One of the most prominent supporters of Los Angeles Police Chief Willie L. Williams' bid for a second term said Friday that he is "very disappointed" in Williams' threat to file a lawsuit against the city if he is not reappointed.
Los Angeles City Atty. James K. Hahn, the only citywide elected official who has endorsed Williams, instead expressed confidence in the Police Commission's review of the chief's performance, which is expected to conclude late next week.
"I do support Chief Williams. Crime has been going down. Complaints against the Police Department are down. Confidence in the Police Department is up," Hahn said. "But I am disappointed now that the chief is not going to let the process run its course.

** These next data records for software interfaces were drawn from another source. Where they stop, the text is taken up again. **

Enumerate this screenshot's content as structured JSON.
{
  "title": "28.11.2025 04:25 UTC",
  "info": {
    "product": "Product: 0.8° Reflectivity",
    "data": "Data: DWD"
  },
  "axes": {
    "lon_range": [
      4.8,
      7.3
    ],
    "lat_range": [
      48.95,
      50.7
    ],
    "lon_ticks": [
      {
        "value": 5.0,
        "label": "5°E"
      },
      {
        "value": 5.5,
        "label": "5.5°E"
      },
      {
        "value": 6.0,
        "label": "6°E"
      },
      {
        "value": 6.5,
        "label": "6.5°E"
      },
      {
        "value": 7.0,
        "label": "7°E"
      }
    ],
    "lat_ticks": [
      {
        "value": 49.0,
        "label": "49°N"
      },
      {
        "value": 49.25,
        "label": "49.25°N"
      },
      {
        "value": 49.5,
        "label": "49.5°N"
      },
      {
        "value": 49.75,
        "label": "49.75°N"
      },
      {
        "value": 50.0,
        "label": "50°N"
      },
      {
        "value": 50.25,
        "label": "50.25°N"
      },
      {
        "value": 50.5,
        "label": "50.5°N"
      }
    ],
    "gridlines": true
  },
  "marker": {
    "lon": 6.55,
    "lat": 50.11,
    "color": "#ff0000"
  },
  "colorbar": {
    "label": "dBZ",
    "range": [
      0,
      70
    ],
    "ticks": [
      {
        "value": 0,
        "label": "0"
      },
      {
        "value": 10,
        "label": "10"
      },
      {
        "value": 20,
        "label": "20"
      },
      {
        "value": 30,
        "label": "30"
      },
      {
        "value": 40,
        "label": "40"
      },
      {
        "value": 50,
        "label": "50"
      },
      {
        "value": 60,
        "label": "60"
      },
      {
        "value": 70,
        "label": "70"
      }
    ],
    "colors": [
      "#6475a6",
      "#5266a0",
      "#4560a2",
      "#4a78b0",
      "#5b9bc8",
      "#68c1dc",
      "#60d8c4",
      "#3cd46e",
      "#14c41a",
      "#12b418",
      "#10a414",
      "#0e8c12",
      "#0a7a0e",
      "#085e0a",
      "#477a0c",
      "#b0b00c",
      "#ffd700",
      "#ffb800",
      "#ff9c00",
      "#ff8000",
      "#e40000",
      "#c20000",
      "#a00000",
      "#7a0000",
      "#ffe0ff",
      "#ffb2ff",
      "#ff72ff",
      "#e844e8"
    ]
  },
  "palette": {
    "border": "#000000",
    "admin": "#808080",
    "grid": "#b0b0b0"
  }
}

It's wrong to be talking about suing the city."
Several City Council members expressed outrage over revelations in The Times that the chief was preparing a lawsuit and negotiating with a City Council member asking for a settlement of $1 million to $3 million.
"It's like extortion," said Councilman Joel Wachs. "It just makes it so totally clear that all he really cares about is the money."
Another council member opposed to any payout for Williams said an informal poll of colleagues revealed that the body is deeply split, with six members strongly opposed to any settlement and about the same number willing to consider one if the amount is acceptable.
Few council members appear eager to endorse any settlement that would cost $1 million or more. But a less costly deal of perhaps $250,000 might win the support of as many as eight members, according to one council member.
Councilwoman Laura Chick, who heads the Public Safety Committee, said she was "absolutely dismayed" by Williams' legal threats.
"It seems that he's basically saying either give me the job for another five years or else. Boy, that doesn't help the process become more productive or objective," she said. "People forget that Chief Williams was hired for a five-year term. Period."
Meanwhile, Councilman Nate Holden--Williams' strongest supporter--said Friday that he planned to ask Hahn to remove the Police Commission from the evaluation process. Williams had made a similar request Thursday, but Hahn denied it, saying that only an elected official or member of the commission was authorized to make such a request.
At a Rotary Club luncheon Friday, Police Commission President Raymond C. Fisher said that the chief's actions have been distracting, but that the panel is forging ahead with its deliberations over whether to reappoint the chief. Fisher also vehemently denied the charge by Williams' attorneys that the commission already has decided to dump the chief and is merely going through the motions.
"They are alleging that this is a done deal," he said. "It's never been a done deal."
While Fisher previously said he wanted to finish Williams' evaluation by the end of February, it now appears there will be no decision until the end of next week.